Dependence on surprise is a condition of this artistic test with which the audience and the surroundings interact. In cognitive psychology, the brain depends on recalling memories. By deconstructing the wrapped building that reflects everything but itself, its original, familiar image is triggered in the imagination. It is to be put in conversation, or even antagonism, with the urgent form enabled by the tensions occurring during social and economic transformations that have greatly affected public space. It is thus that the attempt to summon old memories with the assistance of dopamine. On the other hand, one can ask, through this work, what architectural form is. What does it mean? Why is it so significant today? Despite the essential historical importance of form in geometry and architecture, it is often overlooked in discussion.
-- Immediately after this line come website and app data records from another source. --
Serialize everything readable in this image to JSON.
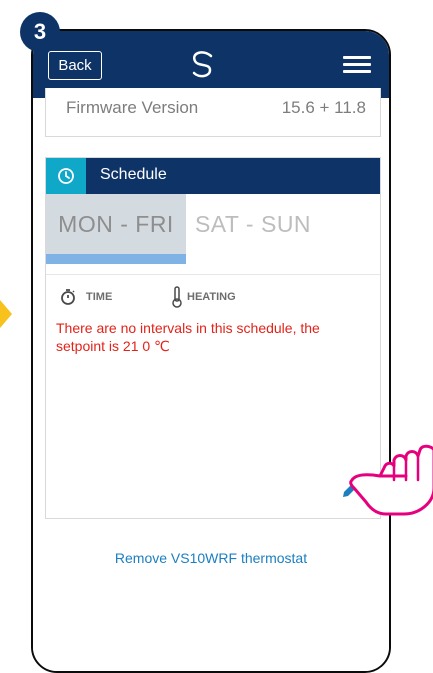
{
  "step": "3",
  "header": {
    "back_label": "Back",
    "logo_icon": "s-logo-icon",
    "menu_icon": "hamburger-menu-icon"
  },
  "firmware": {
    "label": "Firmware Version",
    "value": "15.6 + 11.8"
  },
  "schedule": {
    "title": "Schedule",
    "tabs": [
      {
        "label": "MON - FRI",
        "active": true
      },
      {
        "label": "SAT - SUN",
        "active": false
      }
    ],
    "columns": {
      "time": "TIME",
      "heating": "HEATING"
    },
    "message": "There are no intervals in this schedule, the setpoint is 21 0 ℃"
  },
  "remove_link": "Remove VS10WRF thermostat",
  "colors": {
    "header_navy": "#0e3467",
    "accent_cyan": "#10a8c8",
    "active_tab_bar": "#7fb3e6",
    "warning_red": "#e2231a",
    "link_blue": "#1b7fc1",
    "hand_magenta": "#e6007e",
    "arrow_yellow": "#f7c21c"
  }
}
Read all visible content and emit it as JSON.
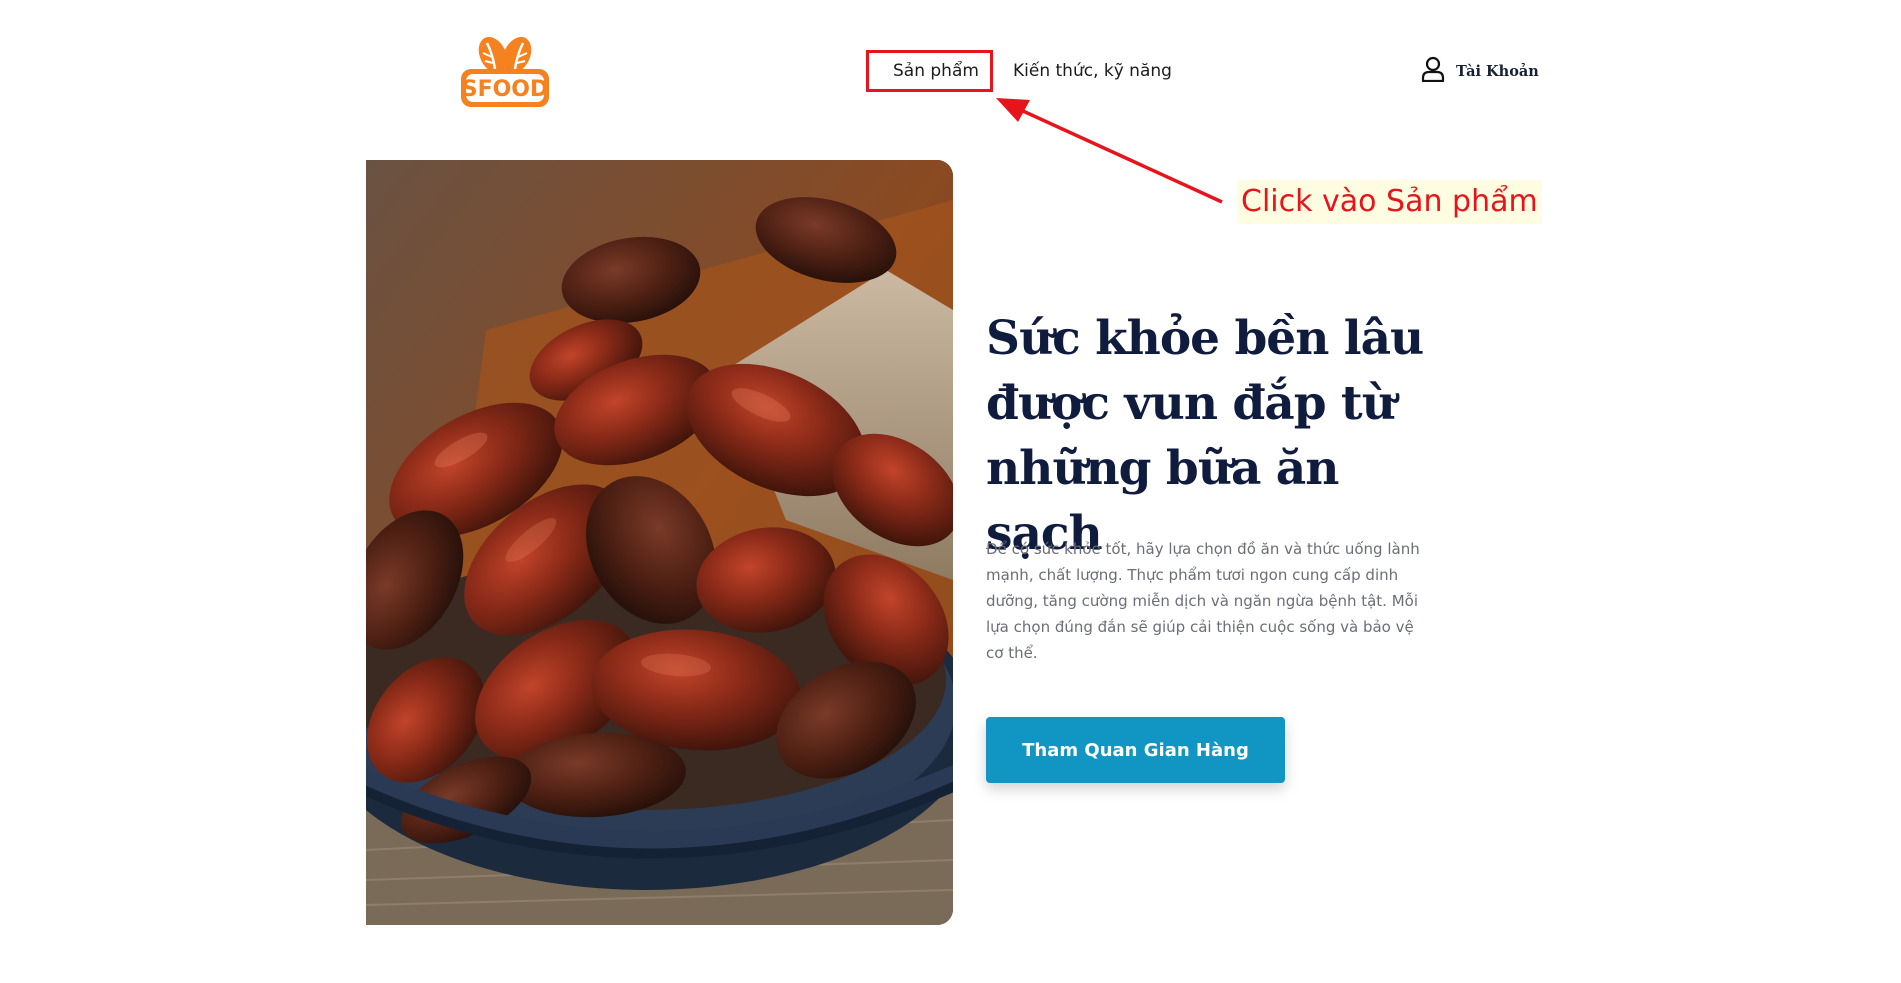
{
  "header": {
    "logo_text": "SFOOD",
    "nav": {
      "products_label": "Sản phẩm",
      "knowledge_label": "Kiến thức, kỹ năng"
    },
    "account_label": "Tài Khoản"
  },
  "annotation": {
    "text": "Click vào Sản phẩm",
    "color": "#e8141c"
  },
  "hero": {
    "title": "Sức khỏe bền lâu được vun đắp từ những bữa ăn sạch",
    "description": "Để có sức khỏe tốt, hãy lựa chọn đồ ăn và thức uống lành mạnh, chất lượng. Thực phẩm tươi ngon cung cấp dinh dưỡng, tăng cường miễn dịch và ngăn ngừa bệnh tật. Mỗi lựa chọn đúng đắn sẽ giúp cải thiện cuộc sống và bảo vệ cơ thể.",
    "cta_label": "Tham Quan Gian Hàng",
    "image_subject": "bowl of dried dates"
  },
  "colors": {
    "logo_orange": "#f5821f",
    "title_navy": "#101c3e",
    "cta_blue": "#1196c4",
    "annotation_red": "#e8141c"
  }
}
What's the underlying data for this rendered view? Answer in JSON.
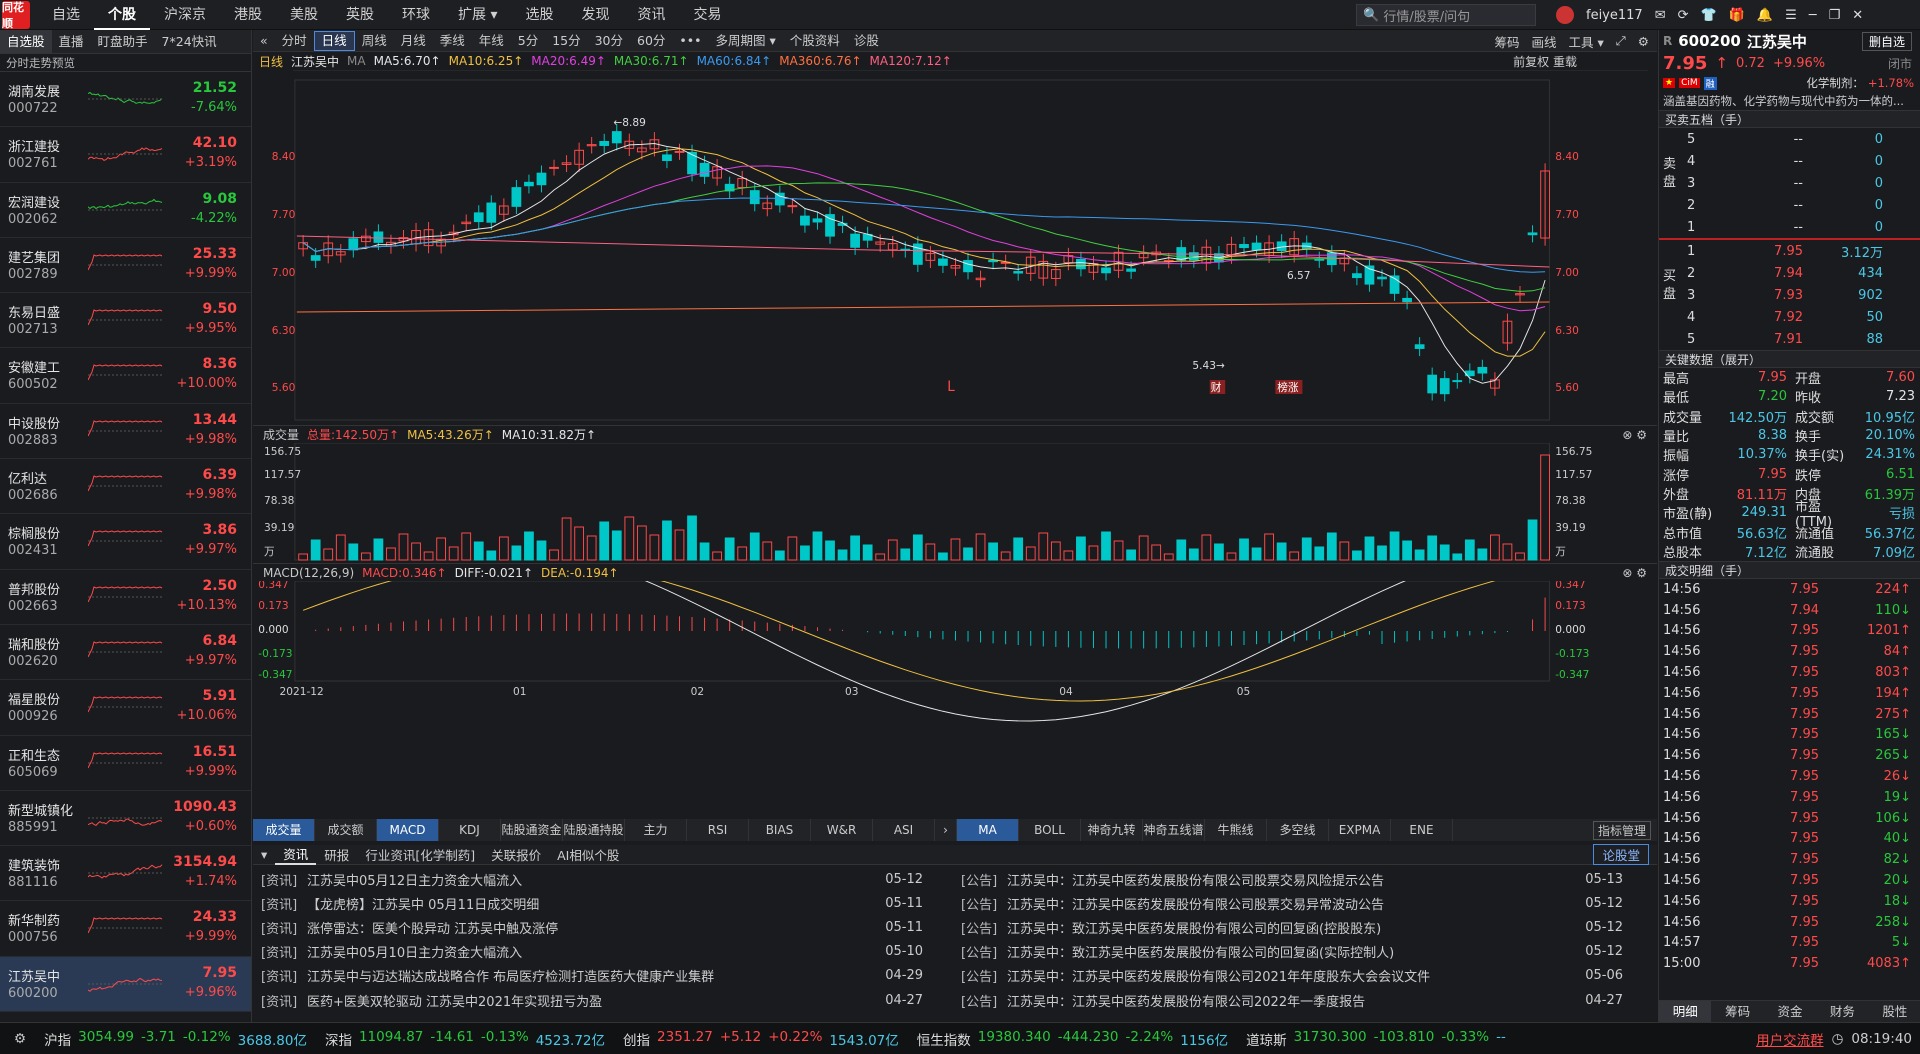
{
  "topbar": {
    "logo": "同花顺",
    "nav": [
      "自选",
      "个股",
      "沪深京",
      "港股",
      "美股",
      "英股",
      "环球",
      "扩展 ▾",
      "选股",
      "发现",
      "资讯",
      "交易"
    ],
    "search_placeholder": "行情/股票/问句",
    "user": "feiye117",
    "win_controls": [
      "─",
      "❐",
      "✕"
    ]
  },
  "left": {
    "tabs": [
      "自选股",
      "直播",
      "盯盘助手",
      "7*24快讯"
    ],
    "header": "分时走势预览",
    "stocks": [
      {
        "name": "湖南发展",
        "code": "000722",
        "price": "21.52",
        "pct": "-7.64%",
        "dir": "down"
      },
      {
        "name": "浙江建投",
        "code": "002761",
        "price": "42.10",
        "pct": "+3.19%",
        "dir": "up"
      },
      {
        "name": "宏润建设",
        "code": "002062",
        "price": "9.08",
        "pct": "-4.22%",
        "dir": "down"
      },
      {
        "name": "建艺集团",
        "code": "002789",
        "price": "25.33",
        "pct": "+9.99%",
        "dir": "up"
      },
      {
        "name": "东易日盛",
        "code": "002713",
        "price": "9.50",
        "pct": "+9.95%",
        "dir": "up"
      },
      {
        "name": "安徽建工",
        "code": "600502",
        "price": "8.36",
        "pct": "+10.00%",
        "dir": "up"
      },
      {
        "name": "中设股份",
        "code": "002883",
        "price": "13.44",
        "pct": "+9.98%",
        "dir": "up"
      },
      {
        "name": "亿利达",
        "code": "002686",
        "price": "6.39",
        "pct": "+9.98%",
        "dir": "up"
      },
      {
        "name": "棕榈股份",
        "code": "002431",
        "price": "3.86",
        "pct": "+9.97%",
        "dir": "up"
      },
      {
        "name": "普邦股份",
        "code": "002663",
        "price": "2.50",
        "pct": "+10.13%",
        "dir": "up"
      },
      {
        "name": "瑞和股份",
        "code": "002620",
        "price": "6.84",
        "pct": "+9.97%",
        "dir": "up"
      },
      {
        "name": "福星股份",
        "code": "000926",
        "price": "5.91",
        "pct": "+10.06%",
        "dir": "up"
      },
      {
        "name": "正和生态",
        "code": "605069",
        "price": "16.51",
        "pct": "+9.99%",
        "dir": "up"
      },
      {
        "name": "新型城镇化",
        "code": "885991",
        "price": "1090.43",
        "pct": "+0.60%",
        "dir": "up"
      },
      {
        "name": "建筑装饰",
        "code": "881116",
        "price": "3154.94",
        "pct": "+1.74%",
        "dir": "up"
      },
      {
        "name": "新华制药",
        "code": "000756",
        "price": "24.33",
        "pct": "+9.99%",
        "dir": "up"
      },
      {
        "name": "江苏吴中",
        "code": "600200",
        "price": "7.95",
        "pct": "+9.96%",
        "dir": "up"
      }
    ]
  },
  "center": {
    "periods": [
      "«",
      "分时",
      "日线",
      "周线",
      "月线",
      "季线",
      "年线",
      "5分",
      "15分",
      "30分",
      "60分",
      "•••",
      "多周期图 ▾",
      "个股资料",
      "诊股"
    ],
    "period_right": [
      "筹码",
      "画线",
      "工具 ▾",
      "⤢",
      "⚙"
    ],
    "ma_legend": {
      "type": "日线",
      "name": "江苏吴中",
      "ma": "MA",
      "ma5": "MA5:6.70↑",
      "ma10": "MA10:6.25↑",
      "ma20": "MA20:6.49↑",
      "ma30": "MA30:6.71↑",
      "ma60": "MA60:6.84↑",
      "ma360": "MA360:6.76↑",
      "ma120": "MA120:7.12↑",
      "right": "前复权  重载"
    },
    "price_ticks": [
      "8.40",
      "7.70",
      "7.00",
      "6.30",
      "5.60"
    ],
    "annotations": {
      "high": "←8.89",
      "low": "5.43→",
      "last": "6.57",
      "marker_l": "L",
      "tag_cai": "财",
      "tag_zt": "榜涨"
    },
    "vol_legend": {
      "name": "成交量",
      "total": "总量:142.50万↑",
      "ma5": "MA5:43.26万↑",
      "ma10": "MA10:31.82万↑"
    },
    "vol_ticks": [
      "156.75",
      "117.57",
      "78.38",
      "39.19",
      "万"
    ],
    "macd_legend": {
      "name": "MACD(12,26,9)",
      "macd": "MACD:0.346↑",
      "diff": "DIFF:-0.021↑",
      "dea": "DEA:-0.194↑"
    },
    "macd_ticks": [
      "0.347",
      "0.173",
      "0.000",
      "-0.173",
      "-0.347"
    ],
    "dates": [
      "2021-12",
      "01",
      "02",
      "03",
      "04",
      "05"
    ],
    "ind_tabs": [
      "成交量",
      "成交额",
      "MACD",
      "KDJ",
      "陆股通资金",
      "陆股通持股",
      "主力",
      "RSI",
      "BIAS",
      "W&R",
      "ASI",
      "›",
      "MA",
      "BOLL",
      "神奇九转",
      "神奇五线谱",
      "牛熊线",
      "多空线",
      "EXPMA",
      "ENE"
    ],
    "ind_manage": "指标管理",
    "news_tabs": [
      "资讯",
      "研报",
      "行业资讯[化学制药]",
      "关联报价",
      "AI相似个股"
    ],
    "news_btn": "论股堂",
    "news_left": [
      {
        "type": "[资讯]",
        "title": "江苏吴中05月12日主力资金大幅流入",
        "date": "05-12"
      },
      {
        "type": "[资讯]",
        "title": "【龙虎榜】江苏吴中 05月11日成交明细",
        "date": "05-11"
      },
      {
        "type": "[资讯]",
        "title": "涨停雷达：医美个股异动 江苏吴中触及涨停",
        "date": "05-11"
      },
      {
        "type": "[资讯]",
        "title": "江苏吴中05月10日主力资金大幅流入",
        "date": "05-10"
      },
      {
        "type": "[资讯]",
        "title": "江苏吴中与迈达瑞达成战略合作 布局医疗检测打造医药大健康产业集群",
        "date": "04-29"
      },
      {
        "type": "[资讯]",
        "title": "医药+医美双轮驱动 江苏吴中2021年实现扭亏为盈",
        "date": "04-27"
      }
    ],
    "news_right": [
      {
        "type": "[公告]",
        "title": "江苏吴中：江苏吴中医药发展股份有限公司股票交易风险提示公告",
        "date": "05-13"
      },
      {
        "type": "[公告]",
        "title": "江苏吴中：江苏吴中医药发展股份有限公司股票交易异常波动公告",
        "date": "05-12"
      },
      {
        "type": "[公告]",
        "title": "江苏吴中：致江苏吴中医药发展股份有限公司的回复函(控股股东)",
        "date": "05-12"
      },
      {
        "type": "[公告]",
        "title": "江苏吴中：致江苏吴中医药发展股份有限公司的回复函(实际控制人)",
        "date": "05-12"
      },
      {
        "type": "[公告]",
        "title": "江苏吴中：江苏吴中医药发展股份有限公司2021年年度股东大会会议文件",
        "date": "05-06"
      },
      {
        "type": "[公告]",
        "title": "江苏吴中：江苏吴中医药发展股份有限公司2022年一季度报告",
        "date": "04-27"
      }
    ]
  },
  "right": {
    "code": "600200",
    "name": "江苏吴中",
    "r": "R",
    "btn_del": "删自选",
    "price": "7.95",
    "arrow": "↑",
    "chg": "0.72",
    "pct": "+9.96%",
    "status": "闭市",
    "industry": "化学制剂：",
    "industry_pct": "+1.78%",
    "desc": "涵盖基因药物、化学药物与现代中药为一体的...",
    "sec_ob": "买卖五档（手）",
    "asks": [
      {
        "n": "5",
        "p": "--",
        "v": "0"
      },
      {
        "n": "4",
        "p": "--",
        "v": "0"
      },
      {
        "n": "3",
        "p": "--",
        "v": "0"
      },
      {
        "n": "2",
        "p": "--",
        "v": "0"
      },
      {
        "n": "1",
        "p": "--",
        "v": "0"
      }
    ],
    "bids": [
      {
        "n": "1",
        "p": "7.95",
        "v": "3.12万"
      },
      {
        "n": "2",
        "p": "7.94",
        "v": "434"
      },
      {
        "n": "3",
        "p": "7.93",
        "v": "902"
      },
      {
        "n": "4",
        "p": "7.92",
        "v": "50"
      },
      {
        "n": "5",
        "p": "7.91",
        "v": "88"
      }
    ],
    "ask_label": "卖盘",
    "bid_label": "买盘",
    "sec_key": "关键数据（展开）",
    "key": [
      [
        "最高",
        "7.95",
        "red",
        "开盘",
        "7.60",
        "red"
      ],
      [
        "最低",
        "7.20",
        "green",
        "昨收",
        "7.23",
        "white"
      ],
      [
        "成交量",
        "142.50万",
        "cyan",
        "成交额",
        "10.95亿",
        "cyan"
      ],
      [
        "量比",
        "8.38",
        "cyan",
        "换手",
        "20.10%",
        "cyan"
      ],
      [
        "振幅",
        "10.37%",
        "cyan",
        "换手(实)",
        "24.31%",
        "cyan"
      ],
      [
        "涨停",
        "7.95",
        "red",
        "跌停",
        "6.51",
        "green"
      ],
      [
        "外盘",
        "81.11万",
        "red",
        "内盘",
        "61.39万",
        "green"
      ],
      [
        "市盈(静)",
        "249.31",
        "cyan",
        "市盈(TTM)",
        "亏损",
        "cyan"
      ],
      [
        "总市值",
        "56.63亿",
        "cyan",
        "流通值",
        "56.37亿",
        "cyan"
      ],
      [
        "总股本",
        "7.12亿",
        "cyan",
        "流通股",
        "7.09亿",
        "cyan"
      ]
    ],
    "sec_tick": "成交明细（手）",
    "ticks": [
      [
        "14:56",
        "7.95",
        "224↑",
        "red"
      ],
      [
        "14:56",
        "7.94",
        "110↓",
        "green"
      ],
      [
        "14:56",
        "7.95",
        "1201↑",
        "red"
      ],
      [
        "14:56",
        "7.95",
        "84↑",
        "red"
      ],
      [
        "14:56",
        "7.95",
        "803↑",
        "red"
      ],
      [
        "14:56",
        "7.95",
        "194↑",
        "red"
      ],
      [
        "14:56",
        "7.95",
        "275↑",
        "red"
      ],
      [
        "14:56",
        "7.95",
        "165↓",
        "green"
      ],
      [
        "14:56",
        "7.95",
        "265↓",
        "green"
      ],
      [
        "14:56",
        "7.95",
        "26↓",
        "red"
      ],
      [
        "14:56",
        "7.95",
        "19↓",
        "green"
      ],
      [
        "14:56",
        "7.95",
        "106↓",
        "green"
      ],
      [
        "14:56",
        "7.95",
        "40↓",
        "green"
      ],
      [
        "14:56",
        "7.95",
        "82↓",
        "green"
      ],
      [
        "14:56",
        "7.95",
        "20↓",
        "green"
      ],
      [
        "14:56",
        "7.95",
        "18↓",
        "green"
      ],
      [
        "14:56",
        "7.95",
        "258↓",
        "green"
      ],
      [
        "14:57",
        "7.95",
        "5↓",
        "green"
      ],
      [
        "15:00",
        "7.95",
        "4083↑",
        "red"
      ]
    ],
    "bottom_tabs": [
      "明细",
      "筹码",
      "资金",
      "财务",
      "股性"
    ]
  },
  "bottom": {
    "indices": [
      {
        "name": "沪指",
        "v": "3054.99",
        "c": "-3.71",
        "p": "-0.12%",
        "a": "3688.80亿",
        "dir": "down"
      },
      {
        "name": "深指",
        "v": "11094.87",
        "c": "-14.61",
        "p": "-0.13%",
        "a": "4523.72亿",
        "dir": "down"
      },
      {
        "name": "创指",
        "v": "2351.27",
        "c": "+5.12",
        "p": "+0.22%",
        "a": "1543.07亿",
        "dir": "up"
      },
      {
        "name": "恒生指数",
        "v": "19380.340",
        "c": "-444.230",
        "p": "-2.24%",
        "a": "1156亿",
        "dir": "down"
      },
      {
        "name": "道琼斯",
        "v": "31730.300",
        "c": "-103.810",
        "p": "-0.33%",
        "a": "--",
        "dir": "down"
      }
    ],
    "community": "用户交流群",
    "time": "08:19:40"
  },
  "colors": {
    "up": "#ff4a4a",
    "down": "#28c83c",
    "bg": "#1a1b1f"
  }
}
The project of wrapping an old building in an old neighborhood tackles the idea of form as foreign to the city or its space. It poses a set of questions regarding the ideal, not only through aesthetic and technological approaches, but also through the social and political aspects of display. Experiencing al-Othman’s work, what immediately comes to mind is the project of architectural space in its environment, the so-called micro-climate urbanism, as a solar energy building. But, what about the architectural morphology? In fact, the discussion of this artwork brings back the idea of the presence of art in public space. Al-Othman takes his art out of galleries, museums and other traditional exhibition venues, exploring the possibilities for reconstructing the past of a social group through daily practices and the collective body. The assumption, then, is as follows: how can the body play a significant role during social changes? Can it explain the zones of inclusion between the past and the future? Our existence is attached to specific, limited spaces. Those spaces function like molds or wombs. Also, the past has audio and visual effects when it comes to memory. Demolishing cities is annihilating a sacred source, yet it incites memory to resurface. Therefore, it is efficient to adjust everyday spaces according to the expectations of those in charge—users of the spaces themselves. In our capricious search for the tangible in the irrational part of social phenomena, desire continues to be fundamental to explaining 

realistic forms of social existence and exploring unknown realms of social experience. The house is more than legacy; it contains the family’s history, links inhabitants to their roots, is incorporated in a certain history, and maintains the social fabric across the past and the present. One last noteworthy point has to do with the history of art in the region. Despite that the work allows for multiple interpretations, the idea of its execution in public space takes us back to the Muallaqat, just like it does with shadow play. One of the most important cultural phenomena in the Arab world, the Muallaqat were poems hanged on the walls of Ka’aba, resembling curtains covering the “ancient house.” Their structure was begun by reminiscing about ruins and remembering old times. Al-Othman’s work puts us in front of the new shadow play, the new Muallaqah. 

Text by Ahmed Mater